Chest wall compartment kinematics and respiratory muscle coordinate activity, during either hypercapnia or hypoxia, have not been comparatively assessed in healthy humans. We assessed the displacement volume of the chest wall (Vcw) in 5 normal subjects during hypoxic-normocapnic and hypercapnic-hyperoxic rebreathing by using linearized magnetometers. Vcw was divided into displacement volumes of the rib cage (Vrc) and the abdomen (Vab). Esophageal (Pes) and gastric (Pga) pressures were simultaneously recorded and transdiaphragmatic pressure (Pdi) was calculated by subtracting Pes from Pga. Pressure swings (sw) from end expiration (EE) to end inspiration (EI) were also calculated. During both hypoxia and hypercapnia, from quiet breathing to 40 L/min VE, Vrc,EI increased consistently but Vrc,EE, and Vab,EI did not. Moreover, Vab,EE decreased significantly during hypercapnia and remained unchanged during hypoxia. PesEI decreased (more negative values) and PesEE increased (less negative values) during either stimulus, while PgaEE increased with hypercapnia. Pdisw, calculated as the difference between PdiEE and PdiEI, increased significantly with both hypercapnia and hypoxia (p = 0.002 for both). On the plot of Pes vs Pga, the slope of a line from end expiratory to end inspiratory lung volume between 20 and 40 L/min VE progressively increased during hypercapnia indicating increasing rib cage muscle (RCM) contribution to inspiratory pressure swings relative to the diaphragm. From these results we conclude that in healthy man: (i) with both chemical stimuli RCM contribution accounts for increase in Vrc displacement; (ii) with hypercapnia, the decrease in Vab,EE displacement indicates abdominal muscle (ABM) contribution to tidal volume; (iii) RCM and ABM assist the diaphragmatic function during hypercapnic stimulation.
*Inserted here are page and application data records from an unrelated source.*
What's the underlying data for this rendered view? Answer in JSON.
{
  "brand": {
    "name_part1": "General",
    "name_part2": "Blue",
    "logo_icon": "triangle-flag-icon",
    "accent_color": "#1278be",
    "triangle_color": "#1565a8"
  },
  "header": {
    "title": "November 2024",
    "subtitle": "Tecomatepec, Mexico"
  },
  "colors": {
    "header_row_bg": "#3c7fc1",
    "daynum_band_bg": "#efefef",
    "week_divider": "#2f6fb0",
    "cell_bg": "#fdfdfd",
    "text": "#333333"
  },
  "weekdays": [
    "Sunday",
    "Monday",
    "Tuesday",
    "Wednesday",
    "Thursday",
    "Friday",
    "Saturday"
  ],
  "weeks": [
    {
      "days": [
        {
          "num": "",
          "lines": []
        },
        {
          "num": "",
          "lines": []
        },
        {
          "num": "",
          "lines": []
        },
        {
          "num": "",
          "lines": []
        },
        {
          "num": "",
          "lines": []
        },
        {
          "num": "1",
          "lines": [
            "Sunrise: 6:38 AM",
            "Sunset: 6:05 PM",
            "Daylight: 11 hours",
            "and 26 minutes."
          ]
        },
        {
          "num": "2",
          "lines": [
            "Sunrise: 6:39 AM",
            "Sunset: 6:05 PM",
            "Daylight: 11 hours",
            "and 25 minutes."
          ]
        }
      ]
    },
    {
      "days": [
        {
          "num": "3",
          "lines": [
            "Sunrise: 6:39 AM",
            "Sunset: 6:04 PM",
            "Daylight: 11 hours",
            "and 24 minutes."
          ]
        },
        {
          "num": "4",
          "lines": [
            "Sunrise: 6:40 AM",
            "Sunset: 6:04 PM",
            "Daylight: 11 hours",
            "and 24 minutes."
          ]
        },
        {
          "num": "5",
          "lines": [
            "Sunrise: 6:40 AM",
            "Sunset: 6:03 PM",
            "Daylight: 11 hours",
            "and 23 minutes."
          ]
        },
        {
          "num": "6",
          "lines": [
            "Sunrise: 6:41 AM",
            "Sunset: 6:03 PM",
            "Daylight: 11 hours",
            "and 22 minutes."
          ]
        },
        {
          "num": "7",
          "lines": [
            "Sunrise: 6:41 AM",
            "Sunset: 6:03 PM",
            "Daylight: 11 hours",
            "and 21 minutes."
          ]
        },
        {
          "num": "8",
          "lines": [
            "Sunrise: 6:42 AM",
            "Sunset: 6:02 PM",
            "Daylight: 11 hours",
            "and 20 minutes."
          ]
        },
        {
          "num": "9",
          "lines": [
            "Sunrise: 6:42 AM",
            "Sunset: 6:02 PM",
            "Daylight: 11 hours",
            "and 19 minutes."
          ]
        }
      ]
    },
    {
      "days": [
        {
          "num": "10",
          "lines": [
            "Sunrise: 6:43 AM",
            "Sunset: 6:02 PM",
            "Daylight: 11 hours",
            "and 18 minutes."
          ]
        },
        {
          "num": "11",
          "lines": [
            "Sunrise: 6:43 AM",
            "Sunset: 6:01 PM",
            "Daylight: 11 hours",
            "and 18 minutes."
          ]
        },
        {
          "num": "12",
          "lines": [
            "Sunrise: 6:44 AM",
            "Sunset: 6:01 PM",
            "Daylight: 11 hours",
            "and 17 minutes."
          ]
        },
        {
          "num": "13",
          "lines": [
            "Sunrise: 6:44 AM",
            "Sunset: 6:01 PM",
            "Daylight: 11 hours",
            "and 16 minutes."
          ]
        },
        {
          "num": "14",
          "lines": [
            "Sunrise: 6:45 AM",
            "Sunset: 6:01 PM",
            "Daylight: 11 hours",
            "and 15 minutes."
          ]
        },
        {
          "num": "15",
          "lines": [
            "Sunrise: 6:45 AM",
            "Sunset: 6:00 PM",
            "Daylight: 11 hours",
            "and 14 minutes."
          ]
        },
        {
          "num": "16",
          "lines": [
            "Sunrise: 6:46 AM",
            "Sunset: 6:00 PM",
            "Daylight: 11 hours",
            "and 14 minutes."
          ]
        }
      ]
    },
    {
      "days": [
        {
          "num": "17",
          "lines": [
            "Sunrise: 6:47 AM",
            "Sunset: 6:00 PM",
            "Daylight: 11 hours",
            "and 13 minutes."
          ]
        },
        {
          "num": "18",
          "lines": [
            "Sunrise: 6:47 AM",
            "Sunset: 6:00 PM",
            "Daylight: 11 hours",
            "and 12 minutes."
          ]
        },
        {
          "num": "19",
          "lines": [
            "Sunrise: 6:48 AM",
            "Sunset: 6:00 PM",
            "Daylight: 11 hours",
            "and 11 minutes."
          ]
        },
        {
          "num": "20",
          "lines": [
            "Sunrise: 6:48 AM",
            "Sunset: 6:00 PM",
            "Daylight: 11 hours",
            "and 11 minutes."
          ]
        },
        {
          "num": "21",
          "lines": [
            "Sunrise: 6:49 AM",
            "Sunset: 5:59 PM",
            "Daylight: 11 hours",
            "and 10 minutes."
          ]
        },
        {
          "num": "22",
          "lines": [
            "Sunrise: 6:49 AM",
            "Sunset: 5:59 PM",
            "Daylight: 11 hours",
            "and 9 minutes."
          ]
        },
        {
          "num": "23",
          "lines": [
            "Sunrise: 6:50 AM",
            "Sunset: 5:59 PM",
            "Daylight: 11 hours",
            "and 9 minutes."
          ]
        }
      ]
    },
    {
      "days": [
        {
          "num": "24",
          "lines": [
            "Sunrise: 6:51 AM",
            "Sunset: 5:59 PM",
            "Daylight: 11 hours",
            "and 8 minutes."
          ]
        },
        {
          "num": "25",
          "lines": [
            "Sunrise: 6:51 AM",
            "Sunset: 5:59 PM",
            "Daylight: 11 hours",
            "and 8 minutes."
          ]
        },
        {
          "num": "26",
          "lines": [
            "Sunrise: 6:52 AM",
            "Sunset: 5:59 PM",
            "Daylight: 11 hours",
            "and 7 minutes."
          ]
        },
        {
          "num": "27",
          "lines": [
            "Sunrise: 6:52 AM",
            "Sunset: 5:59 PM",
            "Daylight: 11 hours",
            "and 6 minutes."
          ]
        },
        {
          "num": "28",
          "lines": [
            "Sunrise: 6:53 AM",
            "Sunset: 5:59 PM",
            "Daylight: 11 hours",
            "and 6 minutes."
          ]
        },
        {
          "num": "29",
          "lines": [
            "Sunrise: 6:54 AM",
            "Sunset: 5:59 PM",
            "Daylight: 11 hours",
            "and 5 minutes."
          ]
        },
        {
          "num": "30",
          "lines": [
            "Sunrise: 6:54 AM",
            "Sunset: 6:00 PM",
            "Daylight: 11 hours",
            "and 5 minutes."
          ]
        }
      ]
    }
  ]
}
- Chest wall
- Respiratory muscles
ASJC Scopus subject areas
- Pulmonary and Respiratory Medicine